The reporter reminded Truman of the dog’s existence, and Truman replied, “Oh…he’s around.”
Fortunately for Feller, after changing hands a few more times, he spent the rest of his days on a farm in Ohio (yes, really!). All in all, it was probably preferable to the cramped quarters of the White House, especially with a master who didn’t especially care for dogs.
On this day in 1973, Spiro Agnew, VP to Richard Nixon, resigned in disgrace. He was the first vice president to do so.
Vice presidents are rarely remembered, but Agnew’s resignation had consequences because of what happened next. Gerald Ford was nominated by Nixon to fill the post vacated by Agnew because he was seen as well-liked and honest (Agnew, on the other hand, had been caught taking bribes). Both men might have remained footnotes of history had Richard Nixon not resigned less than a year later. Thus Gerald Ford because the first unelected president in American history.
If our friend Spiro had never been caught (or if he’d done his taxes), he could have become president in 1974.
Last week marked the anniversary of the first televised presidential debate (September 26, 1960) between Richard Nixon and John F. Kennedy. This is a moment that gets the most attention–it arguably altered American politics forever by bringing in a new level of stakes for candidates. Image became paramount. It’s an oft repeated anecdote that while radio listeners gave the debate to Nixon, television viewers awarded it to Kennedy. Any observers of the 2016 election would likely agree that the fever pitch around the debates (especially during the primaries) is indicative of the importance of image in today’s political culture.
But the real television trailblazer is Harry S Truman, who on this day (October 5th, 1947) gave the first televised address by a U.S. president. Pre-Marshall Plan, Truman was appealing to his fellow Americans to help support war-torn Europe by not eating meat on Tuesdays, not eating chicken on Thursdays, and to eat less bread.
Truman didn’t have a large audience–the television itself was still something of a commodity. But he seemed to have faith in the medium–the rest of his White House speeches were all televised.
He also was the first president to have his inauguration televised. We can only speculate on what a Truman-Dewey debate might have been like!
It’s a well known fact that the teddy bear came from the Teddy Roosevelt presidency. Legend has it a friend presented TR with a bear tied up for him to shoot during a hunt. TR refused, saying it was unsportsmanlike to shoot a tied up animal. The story spread, someone had the idea to make a toy from the story, and the teddy bear became wildly popular.

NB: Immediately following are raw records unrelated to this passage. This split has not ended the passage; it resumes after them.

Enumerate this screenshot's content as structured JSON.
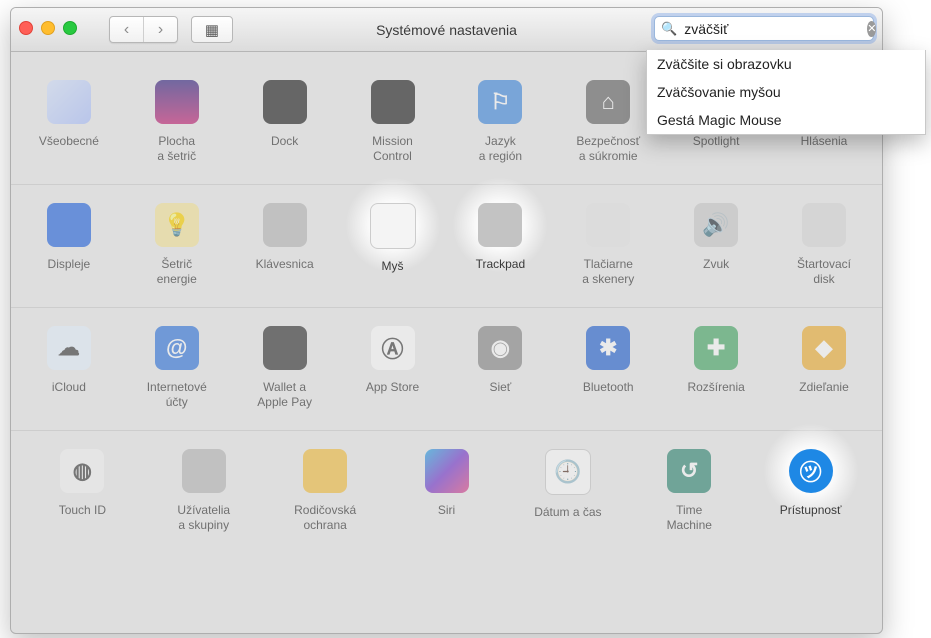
{
  "window": {
    "title": "Systémové nastavenia"
  },
  "search": {
    "value": "zväčšiť"
  },
  "suggestions": [
    "Zväčšite si obrazovku",
    "Zväčšovanie myšou",
    "Gestá Magic Mouse"
  ],
  "rows": [
    [
      {
        "id": "general",
        "label": "Všeobecné",
        "glyph": "",
        "g": "i-general"
      },
      {
        "id": "desktop",
        "label": "Plocha\na šetrič",
        "glyph": "",
        "g": "i-desktop"
      },
      {
        "id": "dock",
        "label": "Dock",
        "glyph": "",
        "g": "i-dock"
      },
      {
        "id": "mission",
        "label": "Mission\nControl",
        "glyph": "",
        "g": "i-mission"
      },
      {
        "id": "language",
        "label": "Jazyk\na región",
        "glyph": "⚐",
        "g": "i-lang"
      },
      {
        "id": "security",
        "label": "Bezpečnosť\na súkromie",
        "glyph": "⌂",
        "g": "i-security"
      },
      {
        "id": "spotlight",
        "label": "Spotlight",
        "glyph": "🔍",
        "g": "i-spotlight"
      },
      {
        "id": "notifications",
        "label": "Hlásenia",
        "glyph": "●",
        "g": "i-notif"
      }
    ],
    [
      {
        "id": "displays",
        "label": "Displeje",
        "glyph": "",
        "g": "i-display"
      },
      {
        "id": "energy",
        "label": "Šetrič\nenergie",
        "glyph": "💡",
        "g": "i-energy",
        "dark": true
      },
      {
        "id": "keyboard",
        "label": "Klávesnica",
        "glyph": "",
        "g": "i-keyboard"
      },
      {
        "id": "mouse",
        "label": "Myš",
        "glyph": "",
        "g": "i-mouse",
        "spot": true
      },
      {
        "id": "trackpad",
        "label": "Trackpad",
        "glyph": "",
        "g": "i-trackpad",
        "spot": true
      },
      {
        "id": "printers",
        "label": "Tlačiarne\na skenery",
        "glyph": "",
        "g": "i-printers"
      },
      {
        "id": "sound",
        "label": "Zvuk",
        "glyph": "🔊",
        "g": "i-sound",
        "dark": true
      },
      {
        "id": "startup",
        "label": "Štartovací\ndisk",
        "glyph": "",
        "g": "i-startup"
      }
    ],
    [
      {
        "id": "icloud",
        "label": "iCloud",
        "glyph": "☁",
        "g": "i-icloud",
        "dark": true
      },
      {
        "id": "accounts",
        "label": "Internetové\núčty",
        "glyph": "@",
        "g": "i-accounts"
      },
      {
        "id": "wallet",
        "label": "Wallet a\nApple Pay",
        "glyph": "",
        "g": "i-wallet"
      },
      {
        "id": "appstore",
        "label": "App Store",
        "glyph": "Ⓐ",
        "g": "i-appstore",
        "dark": true
      },
      {
        "id": "network",
        "label": "Sieť",
        "glyph": "◉",
        "g": "i-network"
      },
      {
        "id": "bluetooth",
        "label": "Bluetooth",
        "glyph": "✱",
        "g": "i-bt"
      },
      {
        "id": "extensions",
        "label": "Rozšírenia",
        "glyph": "✚",
        "g": "i-ext"
      },
      {
        "id": "sharing",
        "label": "Zdieľanie",
        "glyph": "◆",
        "g": "i-share"
      }
    ],
    [
      {
        "id": "touchid",
        "label": "Touch ID",
        "glyph": "◍",
        "g": "i-touch",
        "dark": true
      },
      {
        "id": "users",
        "label": "Užívatelia\na skupiny",
        "glyph": "",
        "g": "i-users"
      },
      {
        "id": "parental",
        "label": "Rodičovská\nochrana",
        "glyph": "",
        "g": "i-parental"
      },
      {
        "id": "siri",
        "label": "Siri",
        "glyph": "",
        "g": "i-siri"
      },
      {
        "id": "date",
        "label": "Dátum a čas",
        "glyph": "🕘",
        "g": "i-date",
        "dark": true
      },
      {
        "id": "timemachine",
        "label": "Time\nMachine",
        "glyph": "↺",
        "g": "i-tm"
      },
      {
        "id": "accessibility",
        "label": "Prístupnosť",
        "glyph": "㋡",
        "g": "i-access",
        "spot": true
      }
    ]
  ]
}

When William Howard Taft became president, conniving minds hatched a plan to launch a new, Taft themed stuffed animal. Because Taft apparently had a penchant for eating possum, it was decided that the Taft version of the teddy bear would be a stuffed toy possum
Hundreds were made, and a campaign was created to take down the teddy bear, but the stuffed possums were a complete flop. According to Doris Kearns Goodwin’s excellent book “The Bully Pulpit” this was in large part because the stuffed toy looked like a giant rat, and it horrified its intended audience. Still, the whole debacle left us with a legacy of some pretty amazing depictions of President Taft and possums. Some of these toys still exist–they are terrifying.
Here at History First we are thinking about instituting a “First Lady Friday” but in the meantime, this Thursday’s trivia features the truly remarkable first lady Lady Bird Johnson.
(Bonus trivia: LBJ’s entire family had the initials LBJ. Their beagles were named Him and Her.)
This trivia comes from the delightful book “Lady Bird and Lyndon” by Betty Boyd Caroli which History First highly, highly recommends. It provides a fresh look at the LBJ presidency, the LBJ/Lady Bird marriage, and Lady Bird herself, who has not received the accolades she deserves.
Today the American public is used to seeing first ladies holding the Bible on Inauguration day. Melania Trump did it, Michelle Obama, Laura Bush, etc., etc., The first woman to do this was none other than Lady Bird Johnson. Before 1964, a Congressional aid had held the Bible. LBJ wanted Lady Bird.
In January 1969, Nixon asked the same of Pat Nixon. And thus a tradition was born.